The scavenger hunt I picked up turned out to be completely about The Pope section. I actually had to go through twice to find most of the answers and still had one I never found. Because this is a funeral museum they do get into that here including how the Fisherman Ring is destroyed immediately with a special hammer (to prevent forged documents) and how the apartment where The Pope lives is sealed off with a wax seal until another Pope is elected.
I was shocked at the size of this room all to show how The Pope is set up for viewing. And there was another this size just beyond with The Pope now in his coffin with a cardinal standing by and another kneeling in prayer. In one of the hallways there is the actual recording of the news of the death of Pope John Paul II playing on a loop.
On the wall there is a lot more information including the names of all past Popes and the dates they served (is that the right word?), what the colors mean (cardinal, bishop, etc.) and of course, information about the coffins of The Pope. That's right...coffins, as in more than one. The Pope is buried in 3 separate coffins. The first is made of cypress and tied with three red silk ribbons. That casket is placed in a solid lead casket and then that is placed in another made of Douglas fir. The lead and fir caskets have a bronze plate with identical information on them including the name, length of life and length of service as Pope. All written in Latin, of course.
I was inside about a hour and a half and outside, not much changed. I didn't see the van owners inside but since this place is much bigger than you think it is going to be with lots of separate rooms, that doesn't really surprise me.

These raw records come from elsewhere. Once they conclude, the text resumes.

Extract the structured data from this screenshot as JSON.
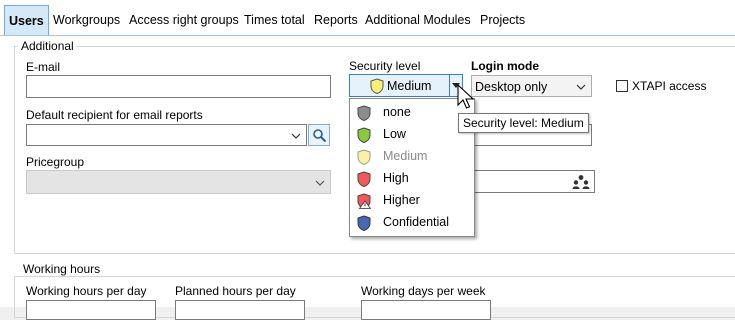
{
  "tabs": [
    {
      "label": "Users",
      "active": true
    },
    {
      "label": "Workgroups",
      "active": false
    },
    {
      "label": "Access right groups",
      "active": false
    },
    {
      "label": "Times total",
      "active": false
    },
    {
      "label": "Reports",
      "active": false
    },
    {
      "label": "Additional Modules",
      "active": false
    },
    {
      "label": "Projects",
      "active": false
    }
  ],
  "additional": {
    "legend": "Additional",
    "email_label": "E-mail",
    "email_value": "",
    "default_recipient_label": "Default recipient for email reports",
    "default_recipient_value": "",
    "pricegroup_label": "Pricegroup",
    "pricegroup_value": "",
    "security_label": "Security level",
    "security_value": "Medium",
    "login_mode_label": "Login mode",
    "login_mode_value": "Desktop only",
    "xtapi_label": "XTAPI access",
    "xtapi_checked": false
  },
  "security_options": [
    {
      "label": "none",
      "icon": "shield-gray-icon",
      "color": "#7f7f7f"
    },
    {
      "label": "Low",
      "icon": "shield-green-icon",
      "color": "#8dc63f"
    },
    {
      "label": "Medium",
      "icon": "shield-yellow-icon",
      "color": "#f7ef7a"
    },
    {
      "label": "High",
      "icon": "shield-red-icon",
      "color": "#ef5b5b"
    },
    {
      "label": "Higher",
      "icon": "shield-red-warning-icon",
      "color": "#ef5b5b"
    },
    {
      "label": "Confidential",
      "icon": "shield-blue-icon",
      "color": "#4a68b0"
    }
  ],
  "tooltip": "Security level: Medium",
  "working_hours": {
    "legend": "Working hours",
    "hours_per_day_label": "Working hours per day",
    "planned_hours_label": "Planned hours per day",
    "days_per_week_label": "Working days per week"
  },
  "colors": {
    "tab_active_bg": "#d5e8f8",
    "selection_border": "#3c7fb1",
    "selection_bg": "#e5f1fb"
  }
}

I am glad I finally went to this museum. I would recommend it to anyone in the area who expressed even a mild interest. It was much more interesting and serious than I ever imagined. I really expected something more kitschy, along the lines of the Dracula display. There was a lot more to see than I covered here especially in the form of documents and smaller items like medical equipment used for embalming. I could have easily spent another hour and still not seen or read it all.

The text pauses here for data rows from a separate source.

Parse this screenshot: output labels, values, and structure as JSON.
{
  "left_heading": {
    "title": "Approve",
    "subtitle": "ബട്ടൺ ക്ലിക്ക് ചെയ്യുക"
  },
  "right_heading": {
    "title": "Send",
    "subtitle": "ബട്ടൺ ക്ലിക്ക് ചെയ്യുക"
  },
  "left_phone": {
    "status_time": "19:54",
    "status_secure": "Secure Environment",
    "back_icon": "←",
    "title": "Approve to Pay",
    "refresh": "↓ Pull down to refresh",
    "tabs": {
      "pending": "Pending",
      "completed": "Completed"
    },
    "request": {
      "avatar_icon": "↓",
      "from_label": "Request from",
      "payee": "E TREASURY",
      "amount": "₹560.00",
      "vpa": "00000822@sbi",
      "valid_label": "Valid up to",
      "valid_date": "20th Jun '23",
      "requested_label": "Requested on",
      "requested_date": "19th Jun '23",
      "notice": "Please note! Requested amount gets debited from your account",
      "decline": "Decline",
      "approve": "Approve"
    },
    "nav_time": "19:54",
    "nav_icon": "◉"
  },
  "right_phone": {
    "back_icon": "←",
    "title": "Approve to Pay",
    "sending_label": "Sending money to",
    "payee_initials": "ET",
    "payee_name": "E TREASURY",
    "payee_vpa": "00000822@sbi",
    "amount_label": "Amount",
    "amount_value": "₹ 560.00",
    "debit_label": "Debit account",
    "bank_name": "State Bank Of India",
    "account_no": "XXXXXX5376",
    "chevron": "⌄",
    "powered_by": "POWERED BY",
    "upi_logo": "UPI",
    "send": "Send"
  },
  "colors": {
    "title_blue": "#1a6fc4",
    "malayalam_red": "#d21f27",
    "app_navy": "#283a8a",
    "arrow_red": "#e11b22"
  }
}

I don't know how I could come out of there and not think about what I want to have happen when it is my time. David and I have discussed this in the past and there is little we can agree on other than the fact that if he outlives me, he can do what he wants, I won't be here to object anyway. For example, I want to be cremated, which he seems fine with, but I don't want him to take possession of my ashes afterwards. Just leave them there, let them dispose of them however. Those ashes are not me and spreading them somewhere or keeping them won't change that. He just cannot wrap his mind around this part. I get that, I really do.
But what he (or my children, my grandchildren, my parents - whomever ends up in charge at that point) better remember is the part about the shoes and the sleeves. It doesn't matter that I am being cremated. Once I am deceased, NO ONE better put me in a top that has sleeves (a form of torture as far as I am concerned) or shoes ever again. If that happens, Meriam won't be the only ghost making trouble around here.